Data
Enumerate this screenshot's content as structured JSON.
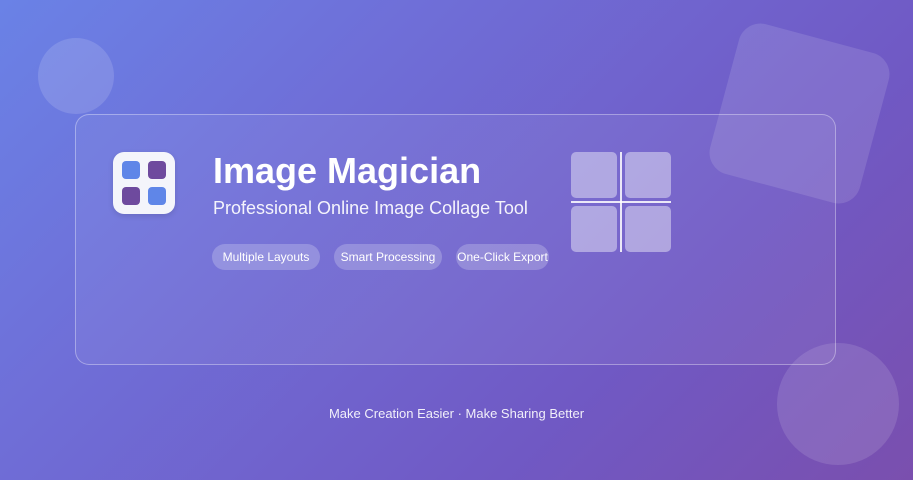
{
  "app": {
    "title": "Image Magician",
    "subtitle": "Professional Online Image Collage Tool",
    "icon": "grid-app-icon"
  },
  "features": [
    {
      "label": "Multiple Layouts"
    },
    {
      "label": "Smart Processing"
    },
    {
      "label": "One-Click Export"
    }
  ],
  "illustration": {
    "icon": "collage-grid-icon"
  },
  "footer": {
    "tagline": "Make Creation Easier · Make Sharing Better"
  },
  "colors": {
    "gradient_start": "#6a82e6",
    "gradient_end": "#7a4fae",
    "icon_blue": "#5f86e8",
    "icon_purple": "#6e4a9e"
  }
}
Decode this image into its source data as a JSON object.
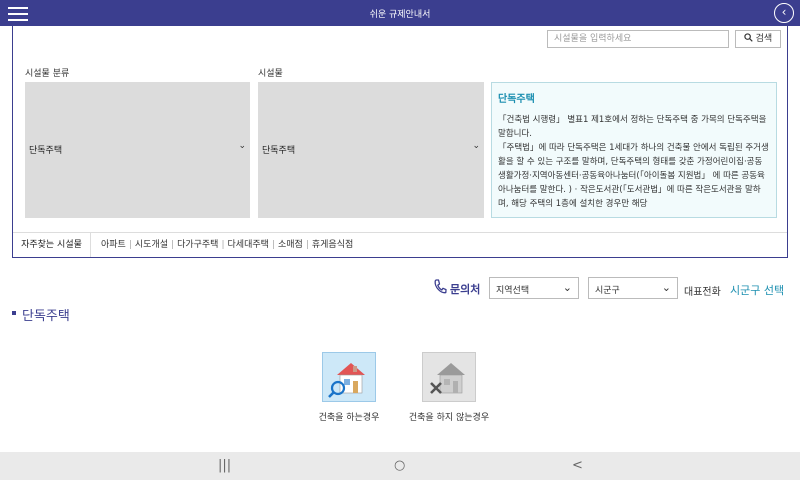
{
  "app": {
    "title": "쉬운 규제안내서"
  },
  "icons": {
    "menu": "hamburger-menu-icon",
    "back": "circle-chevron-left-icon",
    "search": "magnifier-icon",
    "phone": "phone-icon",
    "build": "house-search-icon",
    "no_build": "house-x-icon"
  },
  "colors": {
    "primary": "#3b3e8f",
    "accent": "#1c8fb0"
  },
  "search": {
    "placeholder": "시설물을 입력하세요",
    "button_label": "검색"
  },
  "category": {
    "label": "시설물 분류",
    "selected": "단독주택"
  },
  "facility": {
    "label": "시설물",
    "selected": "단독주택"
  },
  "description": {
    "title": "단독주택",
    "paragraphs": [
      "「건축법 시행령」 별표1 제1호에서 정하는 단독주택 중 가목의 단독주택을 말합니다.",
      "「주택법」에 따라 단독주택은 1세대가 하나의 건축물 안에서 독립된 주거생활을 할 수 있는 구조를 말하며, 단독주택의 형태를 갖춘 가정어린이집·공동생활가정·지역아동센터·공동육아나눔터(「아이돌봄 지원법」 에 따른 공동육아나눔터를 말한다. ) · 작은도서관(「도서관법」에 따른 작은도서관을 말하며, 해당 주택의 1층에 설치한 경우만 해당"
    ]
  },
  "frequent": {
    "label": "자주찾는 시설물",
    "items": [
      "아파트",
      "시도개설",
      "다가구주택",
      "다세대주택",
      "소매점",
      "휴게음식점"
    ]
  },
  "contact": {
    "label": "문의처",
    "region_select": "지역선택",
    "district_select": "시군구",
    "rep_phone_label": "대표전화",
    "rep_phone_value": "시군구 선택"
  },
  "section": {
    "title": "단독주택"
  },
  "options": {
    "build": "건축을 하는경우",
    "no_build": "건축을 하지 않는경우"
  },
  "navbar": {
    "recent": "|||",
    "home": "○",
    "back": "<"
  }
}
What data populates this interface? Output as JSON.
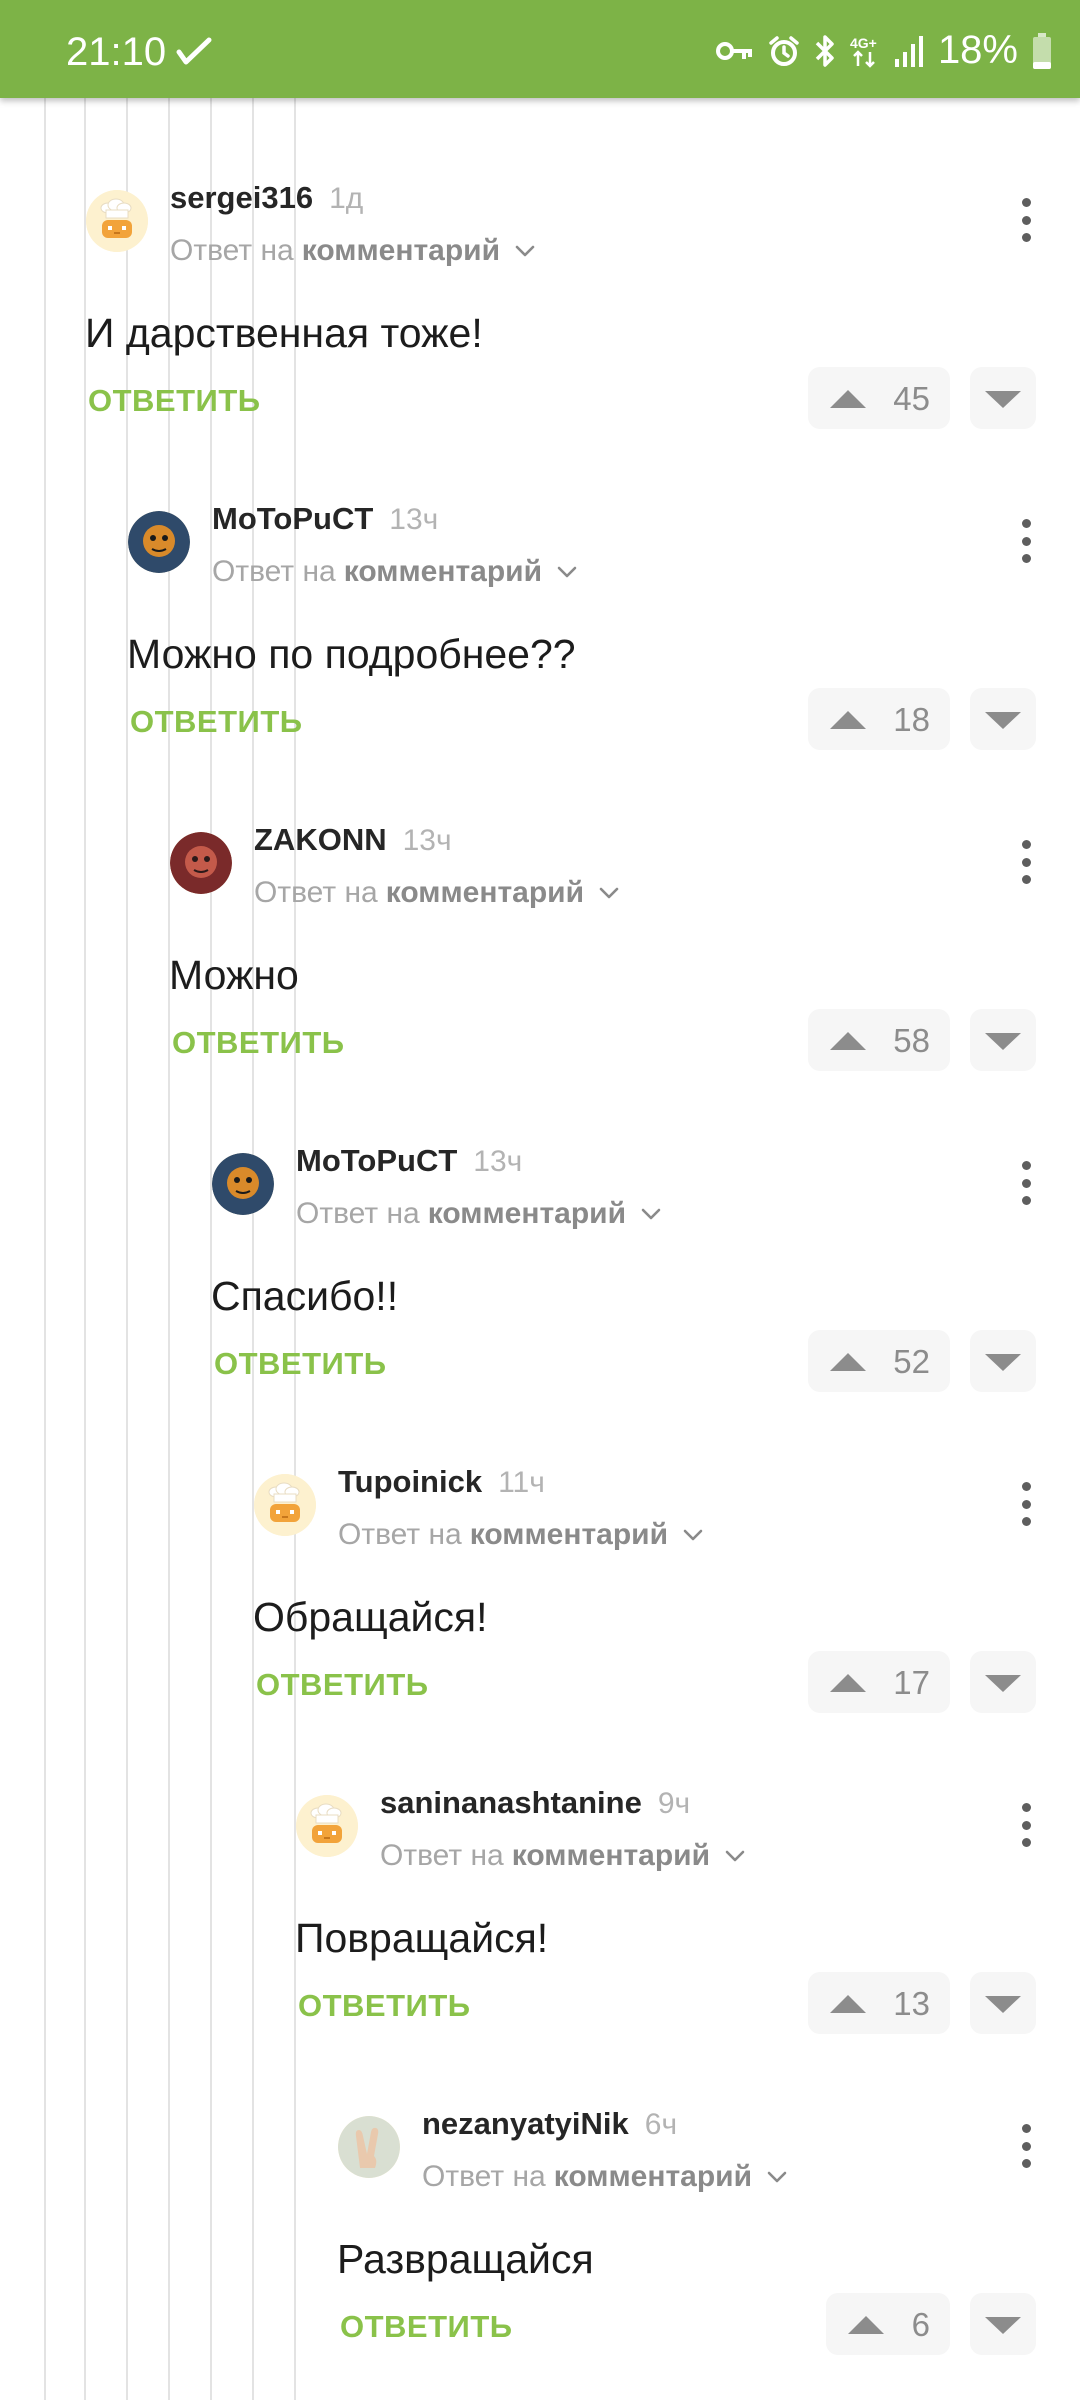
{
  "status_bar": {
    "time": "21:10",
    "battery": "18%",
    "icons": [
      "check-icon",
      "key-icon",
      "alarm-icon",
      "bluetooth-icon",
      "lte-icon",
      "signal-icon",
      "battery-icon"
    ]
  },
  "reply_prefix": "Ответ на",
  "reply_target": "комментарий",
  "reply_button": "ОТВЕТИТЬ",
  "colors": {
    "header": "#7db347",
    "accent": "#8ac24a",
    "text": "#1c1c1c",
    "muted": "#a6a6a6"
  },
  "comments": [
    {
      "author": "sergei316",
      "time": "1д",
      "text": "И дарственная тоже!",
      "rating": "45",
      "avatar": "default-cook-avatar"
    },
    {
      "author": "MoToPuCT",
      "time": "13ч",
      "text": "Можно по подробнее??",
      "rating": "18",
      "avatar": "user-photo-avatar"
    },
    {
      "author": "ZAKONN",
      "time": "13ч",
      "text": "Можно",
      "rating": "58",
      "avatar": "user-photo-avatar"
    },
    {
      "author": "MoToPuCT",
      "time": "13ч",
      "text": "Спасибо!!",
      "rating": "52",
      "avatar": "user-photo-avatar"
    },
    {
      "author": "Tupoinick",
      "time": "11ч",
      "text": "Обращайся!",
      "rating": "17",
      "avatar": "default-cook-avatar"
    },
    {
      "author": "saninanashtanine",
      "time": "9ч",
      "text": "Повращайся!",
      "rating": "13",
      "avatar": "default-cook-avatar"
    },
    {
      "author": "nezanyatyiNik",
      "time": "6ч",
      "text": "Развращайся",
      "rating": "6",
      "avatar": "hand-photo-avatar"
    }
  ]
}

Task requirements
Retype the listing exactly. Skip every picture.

Solution to the problem
Enumerate this screenshot's content as structured JSON.
{
  "app": {
    "title": "Image Magician",
    "subtitle": "Professional Online Image Collage Tool",
    "icon": "grid-app-icon"
  },
  "features": [
    {
      "label": "Multiple Layouts"
    },
    {
      "label": "Smart Processing"
    },
    {
      "label": "One-Click Export"
    }
  ],
  "illustration": {
    "icon": "collage-grid-icon"
  },
  "footer": {
    "tagline": "Make Creation Easier · Make Sharing Better"
  },
  "colors": {
    "gradient_start": "#6a82e6",
    "gradient_end": "#7a4fae",
    "icon_blue": "#5f86e8",
    "icon_purple": "#6e4a9e"
  }
}
Decode this image into its source data as a JSON object.
{
  "app": {
    "title": "쉬운 규제안내서"
  },
  "icons": {
    "menu": "hamburger-menu-icon",
    "back": "circle-chevron-left-icon",
    "search": "magnifier-icon",
    "phone": "phone-icon",
    "build": "house-search-icon",
    "no_build": "house-x-icon"
  },
  "colors": {
    "primary": "#3b3e8f",
    "accent": "#1c8fb0"
  },
  "search": {
    "placeholder": "시설물을 입력하세요",
    "button_label": "검색"
  },
  "category": {
    "label": "시설물 분류",
    "selected": "단독주택"
  },
  "facility": {
    "label": "시설물",
    "selected": "단독주택"
  },
  "description": {
    "title": "단독주택",
    "paragraphs": [
      "「건축법 시행령」 별표1 제1호에서 정하는 단독주택 중 가목의 단독주택을 말합니다.",
      "「주택법」에 따라 단독주택은 1세대가 하나의 건축물 안에서 독립된 주거생활을 할 수 있는 구조를 말하며, 단독주택의 형태를 갖춘 가정어린이집·공동생활가정·지역아동센터·공동육아나눔터(「아이돌봄 지원법」 에 따른 공동육아나눔터를 말한다. ) · 작은도서관(「도서관법」에 따른 작은도서관을 말하며, 해당 주택의 1층에 설치한 경우만 해당"
    ]
  },
  "frequent": {
    "label": "자주찾는 시설물",
    "items": [
      "아파트",
      "시도개설",
      "다가구주택",
      "다세대주택",
      "소매점",
      "휴게음식점"
    ]
  },
  "contact": {
    "label": "문의처",
    "region_select": "지역선택",
    "district_select": "시군구",
    "rep_phone_label": "대표전화",
    "rep_phone_value": "시군구 선택"
  },
  "section": {
    "title": "단독주택"
  },
  "options": {
    "build": "건축을 하는경우",
    "no_build": "건축을 하지 않는경우"
  },
  "navbar": {
    "recent": "|||",
    "home": "○",
    "back": "<"
  }
}
What data populates this interface? Output as JSON.
{
  "status_bar": {
    "time": "21:10",
    "battery": "18%",
    "icons": [
      "check-icon",
      "key-icon",
      "alarm-icon",
      "bluetooth-icon",
      "lte-icon",
      "signal-icon",
      "battery-icon"
    ]
  },
  "reply_prefix": "Ответ на",
  "reply_target": "комментарий",
  "reply_button": "ОТВЕТИТЬ",
  "colors": {
    "header": "#7db347",
    "accent": "#8ac24a",
    "text": "#1c1c1c",
    "muted": "#a6a6a6"
  },
  "comments": [
    {
      "author": "sergei316",
      "time": "1д",
      "text": "И дарственная тоже!",
      "rating": "45",
      "avatar": "default-cook-avatar"
    },
    {
      "author": "MoToPuCT",
      "time": "13ч",
      "text": "Можно по подробнее??",
      "rating": "18",
      "avatar": "user-photo-avatar"
    },
    {
      "author": "ZAKONN",
      "time": "13ч",
      "text": "Можно",
      "rating": "58",
      "avatar": "user-photo-avatar"
    },
    {
      "author": "MoToPuCT",
      "time": "13ч",
      "text": "Спасибо!!",
      "rating": "52",
      "avatar": "user-photo-avatar"
    },
    {
      "author": "Tupoinick",
      "time": "11ч",
      "text": "Обращайся!",
      "rating": "17",
      "avatar": "default-cook-avatar"
    },
    {
      "author": "saninanashtanine",
      "time": "9ч",
      "text": "Повращайся!",
      "rating": "13",
      "avatar": "default-cook-avatar"
    },
    {
      "author": "nezanyatyiNik",
      "time": "6ч",
      "text": "Развращайся",
      "rating": "6",
      "avatar": "hand-photo-avatar"
    }
  ]
}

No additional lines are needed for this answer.